▶ Work to be completed
Output the records exactly, with no line skipped.

Content starts

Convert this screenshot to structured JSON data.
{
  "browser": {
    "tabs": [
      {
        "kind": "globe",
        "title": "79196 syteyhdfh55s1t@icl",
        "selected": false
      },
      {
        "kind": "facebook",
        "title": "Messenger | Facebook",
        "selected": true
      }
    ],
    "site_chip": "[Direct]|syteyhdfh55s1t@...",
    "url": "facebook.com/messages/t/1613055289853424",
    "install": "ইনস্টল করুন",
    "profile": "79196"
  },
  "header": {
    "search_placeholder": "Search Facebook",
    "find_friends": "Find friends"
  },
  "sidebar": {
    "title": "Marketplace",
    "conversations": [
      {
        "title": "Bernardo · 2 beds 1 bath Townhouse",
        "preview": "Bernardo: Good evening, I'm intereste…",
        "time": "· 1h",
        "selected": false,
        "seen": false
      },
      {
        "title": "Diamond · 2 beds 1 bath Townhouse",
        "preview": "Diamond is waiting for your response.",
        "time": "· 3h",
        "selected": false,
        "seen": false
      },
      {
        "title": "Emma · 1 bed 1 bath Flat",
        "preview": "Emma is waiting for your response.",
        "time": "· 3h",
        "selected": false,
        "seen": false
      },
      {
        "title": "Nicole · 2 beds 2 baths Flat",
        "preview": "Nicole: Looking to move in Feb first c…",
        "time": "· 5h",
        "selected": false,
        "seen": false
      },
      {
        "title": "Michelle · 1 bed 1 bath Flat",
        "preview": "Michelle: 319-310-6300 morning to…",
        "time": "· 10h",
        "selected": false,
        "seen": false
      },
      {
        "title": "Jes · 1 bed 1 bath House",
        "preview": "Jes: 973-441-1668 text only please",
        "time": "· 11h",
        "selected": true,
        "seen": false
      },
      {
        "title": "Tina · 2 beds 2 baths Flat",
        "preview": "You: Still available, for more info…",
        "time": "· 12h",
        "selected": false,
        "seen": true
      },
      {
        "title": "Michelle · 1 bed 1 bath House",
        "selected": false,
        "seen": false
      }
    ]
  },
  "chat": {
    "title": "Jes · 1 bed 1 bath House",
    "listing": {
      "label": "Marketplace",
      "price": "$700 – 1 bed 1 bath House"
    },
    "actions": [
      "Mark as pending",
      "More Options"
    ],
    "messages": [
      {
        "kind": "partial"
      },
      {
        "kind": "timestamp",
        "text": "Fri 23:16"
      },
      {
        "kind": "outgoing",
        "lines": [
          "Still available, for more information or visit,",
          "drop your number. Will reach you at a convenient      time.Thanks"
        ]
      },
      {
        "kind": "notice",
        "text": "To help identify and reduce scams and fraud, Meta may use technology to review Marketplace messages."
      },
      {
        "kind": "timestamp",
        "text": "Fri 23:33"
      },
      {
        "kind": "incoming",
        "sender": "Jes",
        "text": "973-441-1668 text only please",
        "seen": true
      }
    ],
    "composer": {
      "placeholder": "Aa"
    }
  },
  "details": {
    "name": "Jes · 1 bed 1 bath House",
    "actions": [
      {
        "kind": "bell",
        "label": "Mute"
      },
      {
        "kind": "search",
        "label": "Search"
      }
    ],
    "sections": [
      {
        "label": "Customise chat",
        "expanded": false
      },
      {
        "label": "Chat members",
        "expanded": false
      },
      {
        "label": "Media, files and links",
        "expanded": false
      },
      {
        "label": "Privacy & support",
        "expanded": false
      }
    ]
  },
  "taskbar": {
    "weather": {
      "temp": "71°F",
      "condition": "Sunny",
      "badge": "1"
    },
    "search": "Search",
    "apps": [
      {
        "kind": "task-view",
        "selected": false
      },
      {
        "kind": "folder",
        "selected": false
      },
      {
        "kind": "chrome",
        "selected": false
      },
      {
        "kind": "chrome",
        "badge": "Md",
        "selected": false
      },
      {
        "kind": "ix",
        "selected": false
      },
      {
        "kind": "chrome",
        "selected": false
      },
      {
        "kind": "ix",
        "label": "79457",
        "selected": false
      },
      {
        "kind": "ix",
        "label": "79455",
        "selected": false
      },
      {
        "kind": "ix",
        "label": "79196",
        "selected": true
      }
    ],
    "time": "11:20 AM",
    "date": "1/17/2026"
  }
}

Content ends

▶ Completed exercise
Convert this screenshot to structured JSON data.
{
  "browser": {
    "tabs": [
      {
        "kind": "globe",
        "title": "79196 syteyhdfh55s1t@icl",
        "selected": false
      },
      {
        "kind": "facebook",
        "title": "Messenger | Facebook",
        "selected": true
      }
    ],
    "site_chip": "[Direct]|syteyhdfh55s1t@...",
    "url": "facebook.com/messages/t/1613055289853424",
    "install": "ইনস্টল করুন",
    "profile": "79196"
  },
  "header": {
    "search_placeholder": "Search Facebook",
    "find_friends": "Find friends"
  },
  "sidebar": {
    "title": "Marketplace",
    "conversations": [
      {
        "title": "Bernardo · 2 beds 1 bath Townhouse",
        "preview": "Bernardo: Good evening, I'm intereste…",
        "time": "· 1h",
        "selected": false,
        "seen": false
      },
      {
        "title": "Diamond · 2 beds 1 bath Townhouse",
        "preview": "Diamond is waiting for your response.",
        "time": "· 3h",
        "selected": false,
        "seen": false
      },
      {
        "title": "Emma · 1 bed 1 bath Flat",
        "preview": "Emma is waiting for your response.",
        "time": "· 3h",
        "selected": false,
        "seen": false
      },
      {
        "title": "Nicole · 2 beds 2 baths Flat",
        "preview": "Nicole: Looking to move in Feb first c…",
        "time": "· 5h",
        "selected": false,
        "seen": false
      },
      {
        "title": "Michelle · 1 bed 1 bath Flat",
        "preview": "Michelle: 319-310-6300 morning to…",
        "time": "· 10h",
        "selected": false,
        "seen": false
      },
      {
        "title": "Jes · 1 bed 1 bath House",
        "preview": "Jes: 973-441-1668 text only please",
        "time": "· 11h",
        "selected": true,
        "seen": false
      },
      {
        "title": "Tina · 2 beds 2 baths Flat",
        "preview": "You: Still available, for more info…",
        "time": "· 12h",
        "selected": false,
        "seen": true
      },
      {
        "title": "Michelle · 1 bed 1 bath House",
        "selected": false,
        "seen": false
      }
    ]
  },
  "chat": {
    "title": "Jes · 1 bed 1 bath House",
    "listing": {
      "label": "Marketplace",
      "price": "$700 – 1 bed 1 bath House"
    },
    "actions": [
      "Mark as pending",
      "More Options"
    ],
    "messages": [
      {
        "kind": "partial"
      },
      {
        "kind": "timestamp",
        "text": "Fri 23:16"
      },
      {
        "kind": "outgoing",
        "lines": [
          "Still available, for more information or visit,",
          "drop your number. Will reach you at a convenient      time.Thanks"
        ]
      },
      {
        "kind": "notice",
        "text": "To help identify and reduce scams and fraud, Meta may use technology to review Marketplace messages."
      },
      {
        "kind": "timestamp",
        "text": "Fri 23:33"
      },
      {
        "kind": "incoming",
        "sender": "Jes",
        "text": "973-441-1668 text only please",
        "seen": true
      }
    ],
    "composer": {
      "placeholder": "Aa"
    }
  },
  "details": {
    "name": "Jes · 1 bed 1 bath House",
    "actions": [
      {
        "kind": "bell",
        "label": "Mute"
      },
      {
        "kind": "search",
        "label": "Search"
      }
    ],
    "sections": [
      {
        "label": "Customise chat",
        "expanded": false
      },
      {
        "label": "Chat members",
        "expanded": false
      },
      {
        "label": "Media, files and links",
        "expanded": false
      },
      {
        "label": "Privacy & support",
        "expanded": false
      }
    ]
  },
  "taskbar": {
    "weather": {
      "temp": "71°F",
      "condition": "Sunny",
      "badge": "1"
    },
    "search": "Search",
    "apps": [
      {
        "kind": "task-view",
        "selected": false
      },
      {
        "kind": "folder",
        "selected": false
      },
      {
        "kind": "chrome",
        "selected": false
      },
      {
        "kind": "chrome",
        "badge": "Md",
        "selected": false
      },
      {
        "kind": "ix",
        "selected": false
      },
      {
        "kind": "chrome",
        "selected": false
      },
      {
        "kind": "ix",
        "label": "79457",
        "selected": false
      },
      {
        "kind": "ix",
        "label": "79455",
        "selected": false
      },
      {
        "kind": "ix",
        "label": "79196",
        "selected": true
      }
    ],
    "time": "11:20 AM",
    "date": "1/17/2026"
  }
}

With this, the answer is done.